*WORK INSTRUCTION*
Line count for the string "Enter" in the records below: report that figure and nothing else.

Entries from a dataset of interfaces:
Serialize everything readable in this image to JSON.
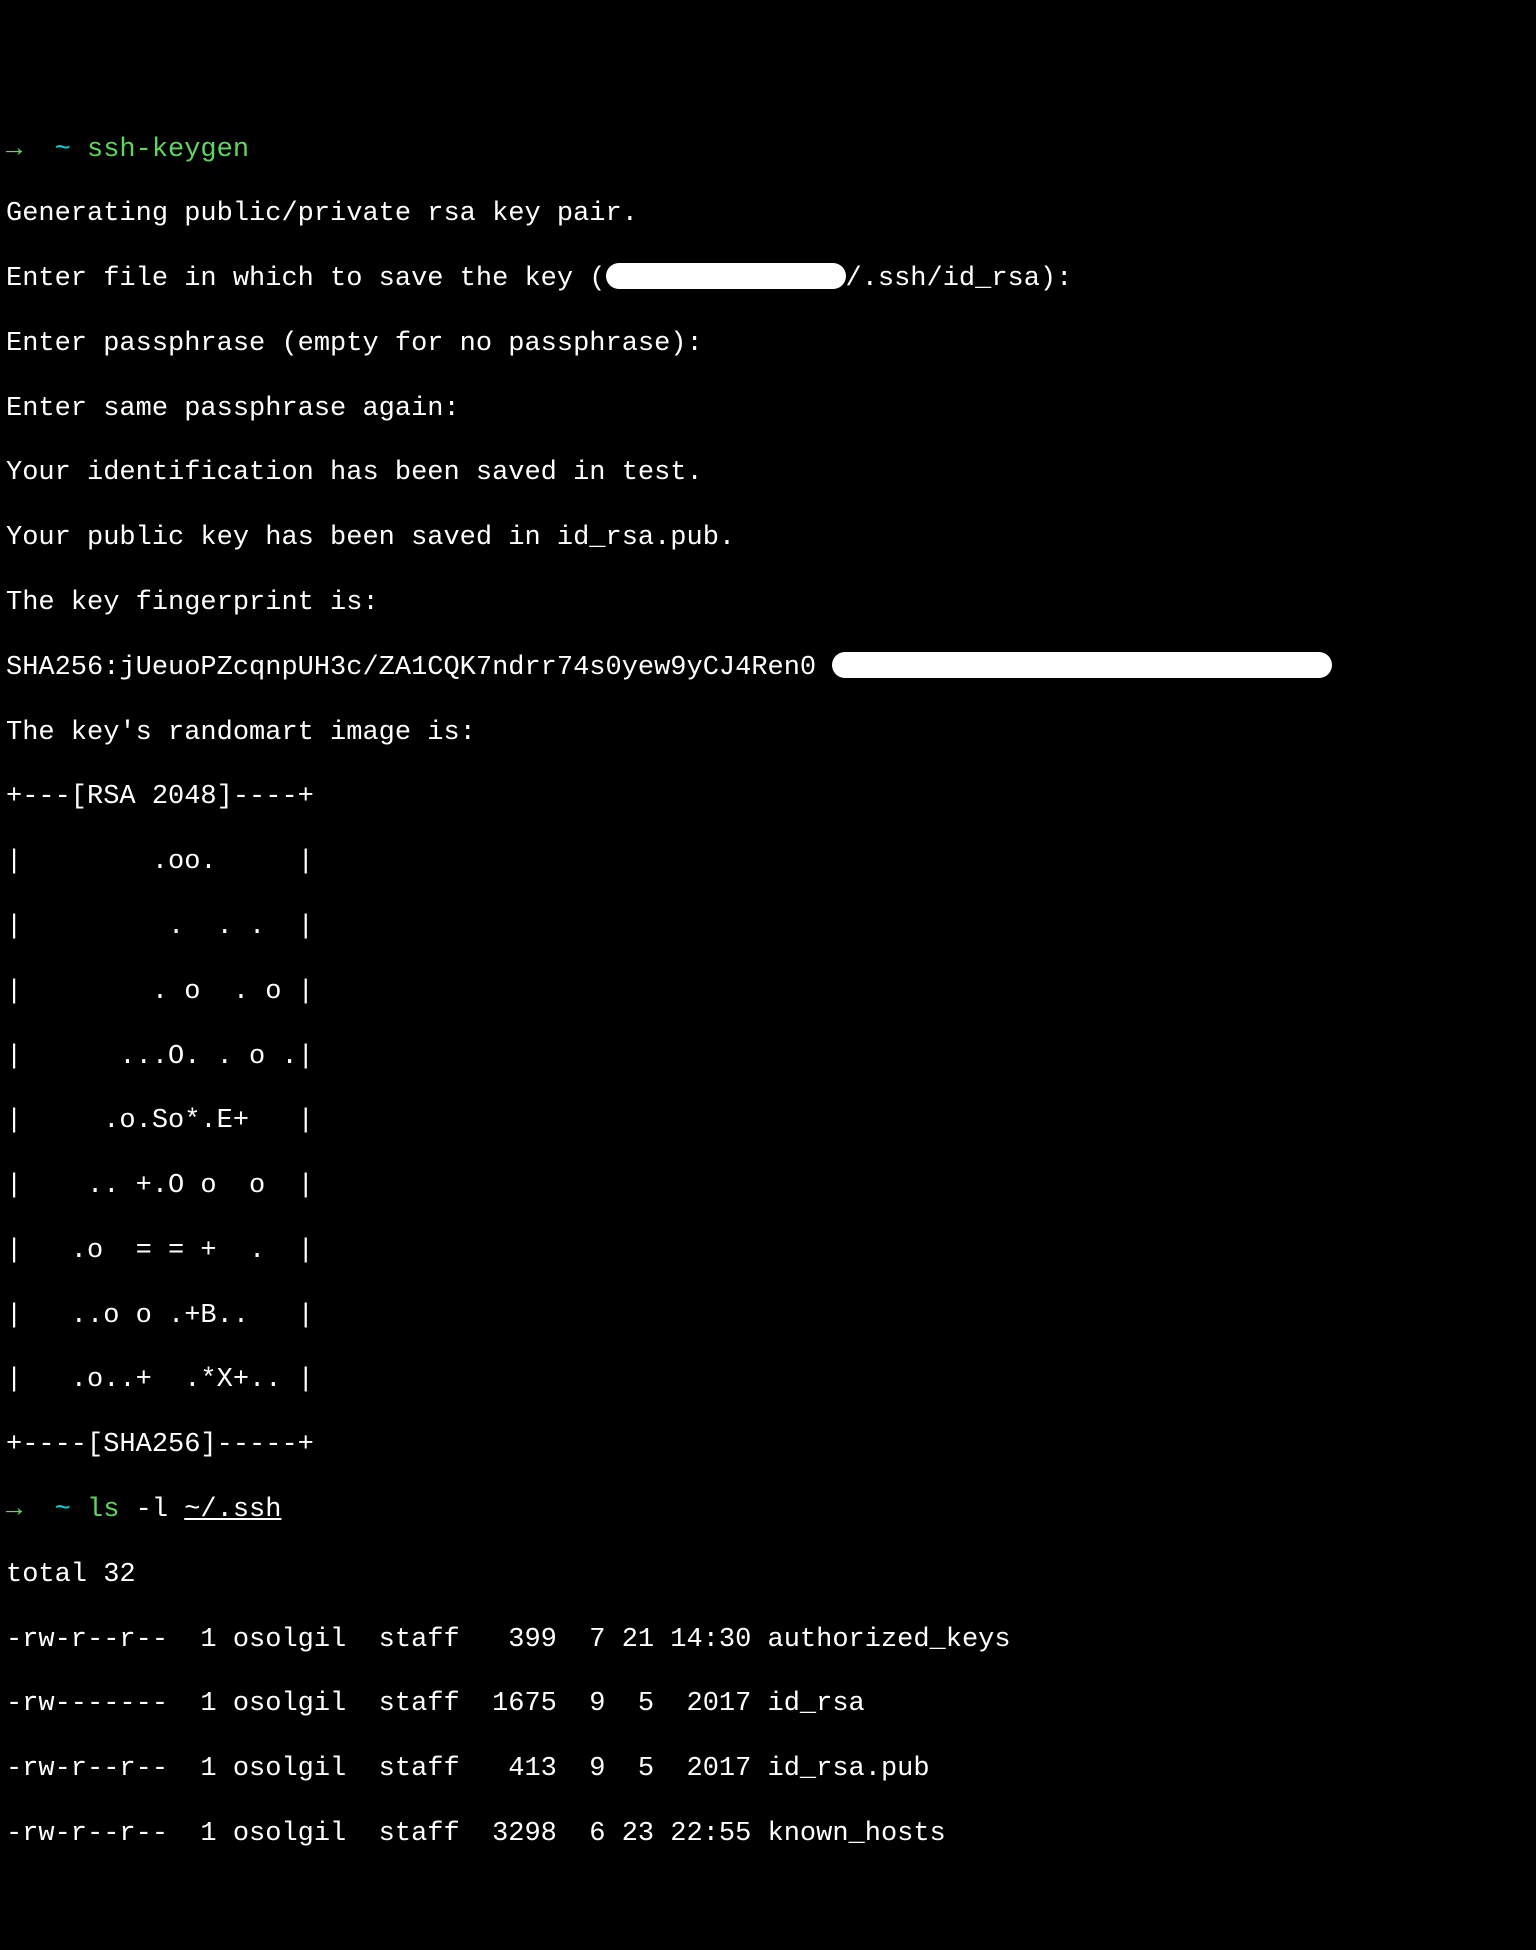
{
  "prompt1": {
    "arrow": "→  ",
    "tilde": "~ ",
    "cmd": "ssh-keygen"
  },
  "out": {
    "l1": "Generating public/private rsa key pair.",
    "l2a": "Enter file in which to save the key (",
    "l2b": "/.ssh/id_rsa):",
    "l3": "Enter passphrase (empty for no passphrase):",
    "l4": "Enter same passphrase again:",
    "l5": "Your identification has been saved in test.",
    "l6": "Your public key has been saved in id_rsa.pub.",
    "l7": "The key fingerprint is:",
    "l8a": "SHA256:jUeuoPZcqnpUH3c/ZA1CQK7ndrr74s0yew9yCJ4Ren0 ",
    "l9": "The key's randomart image is:",
    "art0": "+---[RSA 2048]----+",
    "art1": "|        .oo.     |",
    "art2": "|         .  . .  |",
    "art3": "|        . o  . o |",
    "art4": "|      ...O. . o .|",
    "art5": "|     .o.So*.E+   |",
    "art6": "|    .. +.O o  o  |",
    "art7": "|   .o  = = +  .  |",
    "art8": "|   ..o o .+B..   |",
    "art9": "|   .o..+  .*X+.. |",
    "art10": "+----[SHA256]-----+"
  },
  "prompt2": {
    "arrow": "→  ",
    "tilde": "~ ",
    "cmd": "ls",
    "flag": " -l ",
    "path": "~/.ssh"
  },
  "ls": {
    "total": "total 32",
    "r1": "-rw-r--r--  1 osolgil  staff   399  7 21 14:30 authorized_keys",
    "r2": "-rw-------  1 osolgil  staff  1675  9  5  2017 id_rsa",
    "r3": "-rw-r--r--  1 osolgil  staff   413  9  5  2017 id_rsa.pub",
    "r4": "-rw-r--r--  1 osolgil  staff  3298  6 23 22:55 known_hosts"
  }
}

*SOLUTION TO THIS EXERCISE*
3